Bank rate is the rate of interest on which the reserve bank gives other commercial banks a short term loan on the surety of honorable securities. Bank rate is the most important monetary instrument of credit control. When the reserve bank sees that the quantum of credibility is increasing in the market, it increases its interest rate.
According to the monetary policy announced by the reserve bank on April 29, 2003, the bank rate of 6 percent is effective till date.
(b) Open Market Operations:
RBI can also open the activities of the open market to control credit in the country.

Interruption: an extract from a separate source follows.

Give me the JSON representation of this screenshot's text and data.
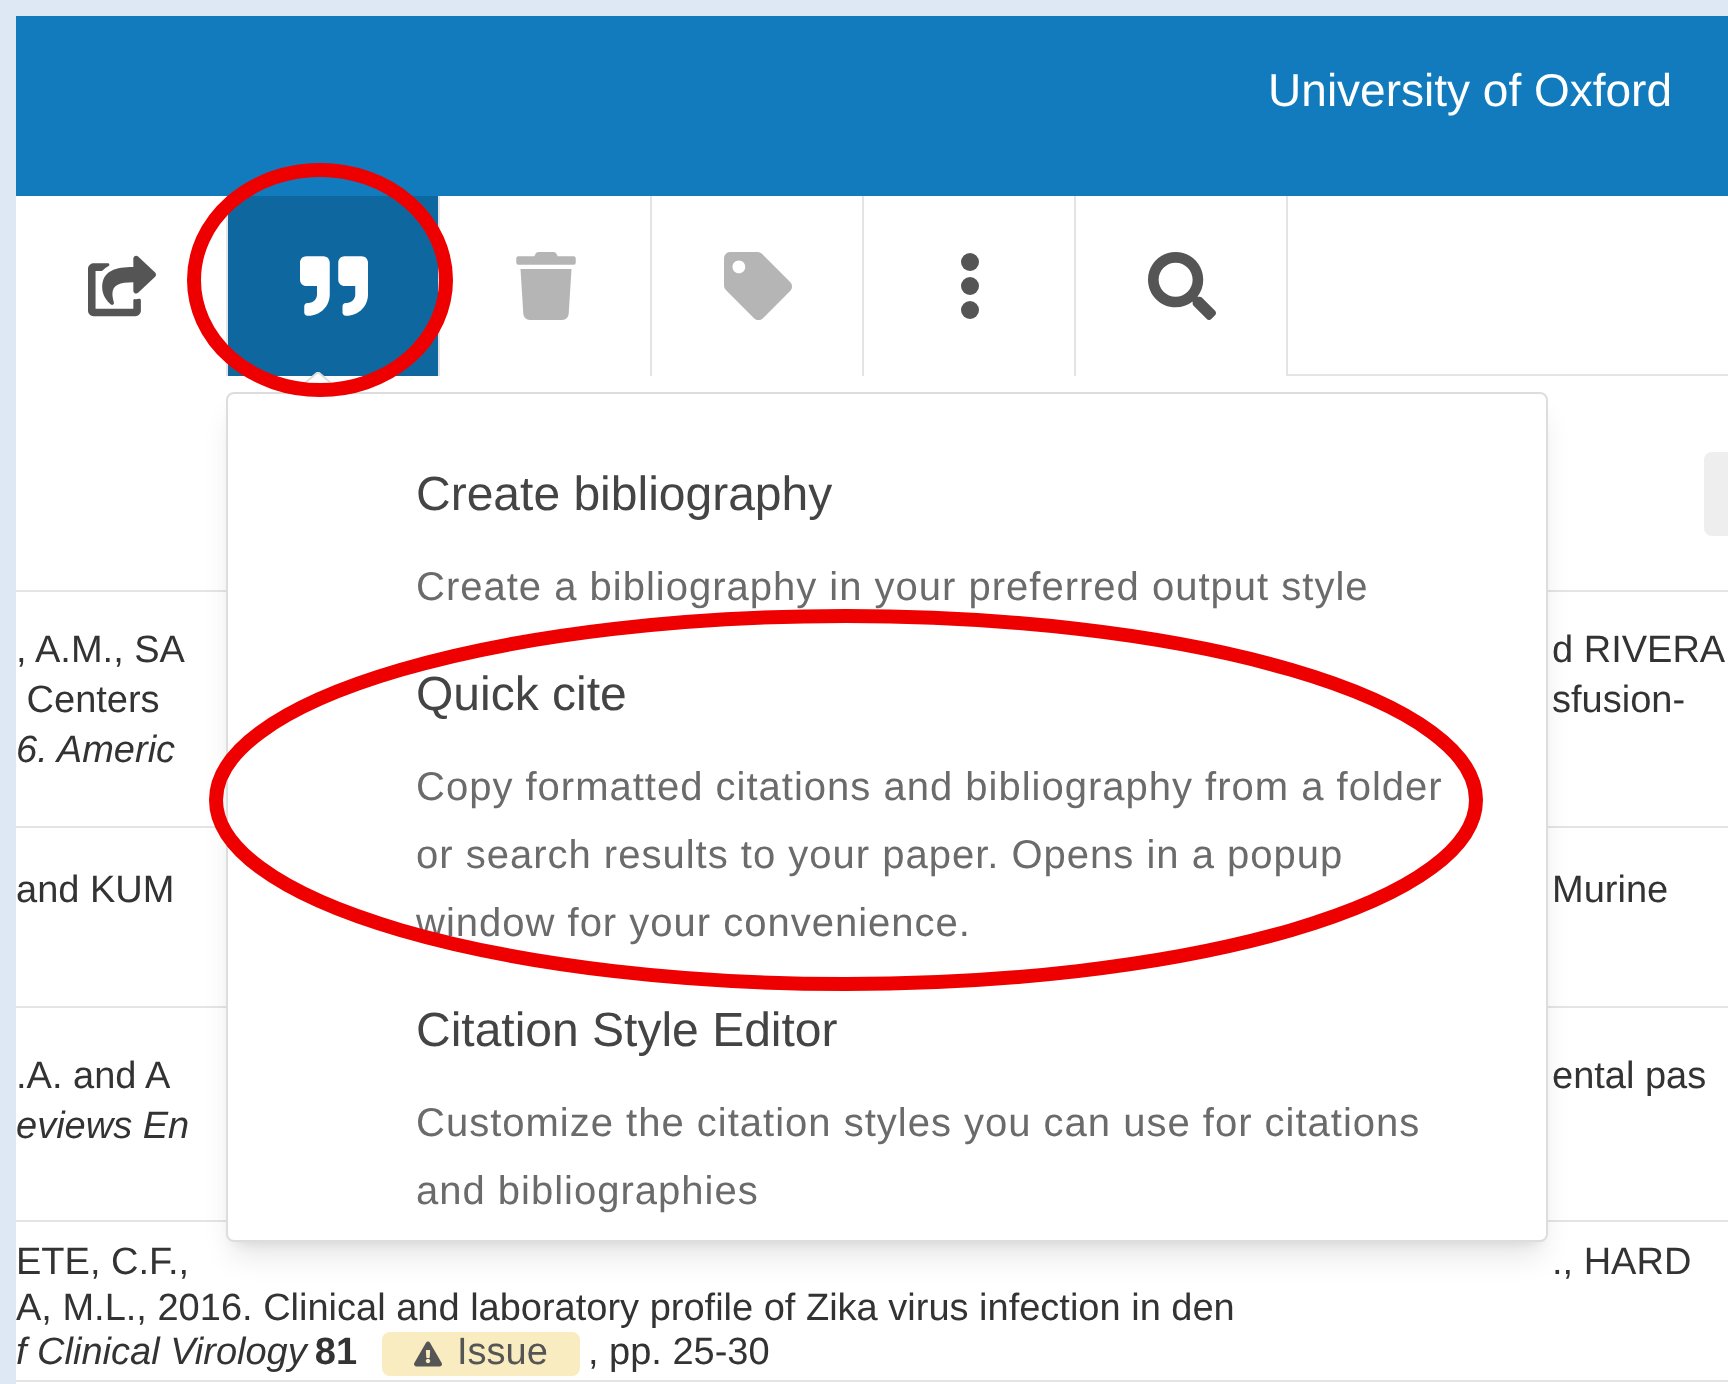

In order to control the quantum of credit due to the open market activity, the reserve bank is able to buy and sell the securities, first-class bills, and securities of the government.
(c) Cash Reserve Ratio:
According to the Reserve Bank Act 1934, every commercial bank has to deposit 5% of its demand deposits and 2% of its time deposits in the form of cash with the reserve bank.
(d) Statutory Liquidity Ratio:
It is mandatory for scheduled banks under section 24 of the banking regulation act to keep at least 25% of their total deposits and government securities. This is called the statutory liquidity ratio.
(ii) Selective Credit Control:
Using the general measures of credit control, the central bank regulates the quantum of credit while selective credit management regulates both the direction and quantity of credit by measures of control. There are mainly two objectives of selective credit control-
First, to ban credit facilities on essential things like oils, pulse, sugar, etc; Second, prevent prices of these items form improperly growing.
The following are the major methods of selective credit control adopted by the reserve bank:-
(a) Set a minimum price margin for loans based on certain securities or heritage.
(b) Fixation of the highest limit.
(c) Moral Suasion.
(d) Direct action.
These are the functions of RBI ( Reserve Bank of India)…